A quart of lukewarm milk. - Two eggs. - A large table-spoonful of fresh brewer's yeast, or two of home-made yeast. - Sufficient sifted rye meal to make a moderate batter. - A salt-spoon of salt. Having warmed the milk, beat the eggs very light, and stir them gradually into it, alternately with the rye meal, adding the salt. Put in the meal, a handful at a time, till you have the batter about as thick as for buckwheat cakes. Then stir in the yeast, and give the batter a hard beating, seeing that it is smooth and free from lumps. Cover the pan, and set it in a warm place to rise. When risen high, and covered with bubbles, the batter is fit to bake. Have ready over the fire a hot griddle, and bake the cakes in the manner of buckwheat. Send them to table hot, and eat them with butter, molasses, or honey.

Yeast powders, used according to the directions that accompany them, and put in at the last, just before baking, are an improvement to the lightness of all batter cakes, provided that real yeast or eggs are also in the mixture. But it is not well to depend on the powders exclusively, particularly when real yeast is to be had. The lightness produced by yeast powders alone, is not the right sort; and though the cakes are eatable, they are too tough and leathery to be wholesome. As auxiliaries to genuine yeast, and to beaten eggs, yeast powders are excellent.
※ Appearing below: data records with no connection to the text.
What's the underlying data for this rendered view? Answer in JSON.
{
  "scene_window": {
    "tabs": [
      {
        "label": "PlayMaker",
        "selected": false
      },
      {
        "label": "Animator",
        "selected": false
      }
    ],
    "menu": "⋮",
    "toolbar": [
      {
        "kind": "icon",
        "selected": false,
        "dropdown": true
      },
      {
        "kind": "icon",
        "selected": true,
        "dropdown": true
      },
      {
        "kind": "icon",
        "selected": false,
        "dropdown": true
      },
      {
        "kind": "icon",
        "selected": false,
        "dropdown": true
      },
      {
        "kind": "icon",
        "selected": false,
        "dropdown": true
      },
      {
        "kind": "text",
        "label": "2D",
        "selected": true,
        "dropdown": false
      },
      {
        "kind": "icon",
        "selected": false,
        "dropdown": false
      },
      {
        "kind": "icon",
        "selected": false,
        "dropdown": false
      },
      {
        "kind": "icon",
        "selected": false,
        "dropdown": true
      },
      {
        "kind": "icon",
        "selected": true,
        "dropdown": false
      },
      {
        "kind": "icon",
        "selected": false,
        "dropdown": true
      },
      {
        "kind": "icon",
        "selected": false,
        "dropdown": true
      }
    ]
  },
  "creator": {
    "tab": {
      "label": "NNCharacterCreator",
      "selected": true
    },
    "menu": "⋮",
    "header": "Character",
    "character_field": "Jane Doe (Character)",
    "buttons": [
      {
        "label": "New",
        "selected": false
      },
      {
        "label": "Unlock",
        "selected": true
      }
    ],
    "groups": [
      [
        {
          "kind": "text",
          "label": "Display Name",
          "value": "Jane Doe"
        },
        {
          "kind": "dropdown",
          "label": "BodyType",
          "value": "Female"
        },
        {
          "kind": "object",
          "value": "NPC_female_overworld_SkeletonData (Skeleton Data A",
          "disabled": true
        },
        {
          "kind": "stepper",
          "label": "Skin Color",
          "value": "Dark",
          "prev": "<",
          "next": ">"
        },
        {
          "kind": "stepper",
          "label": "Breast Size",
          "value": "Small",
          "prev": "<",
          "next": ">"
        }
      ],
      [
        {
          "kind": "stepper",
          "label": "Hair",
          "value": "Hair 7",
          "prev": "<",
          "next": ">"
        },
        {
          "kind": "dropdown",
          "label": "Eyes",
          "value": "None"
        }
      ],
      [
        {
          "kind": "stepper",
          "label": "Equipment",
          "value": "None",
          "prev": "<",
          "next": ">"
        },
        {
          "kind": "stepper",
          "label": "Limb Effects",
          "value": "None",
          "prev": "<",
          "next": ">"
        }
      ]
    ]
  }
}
Indian batter cakes may be made as above - or rye and Indian may be mixed in equal proportions.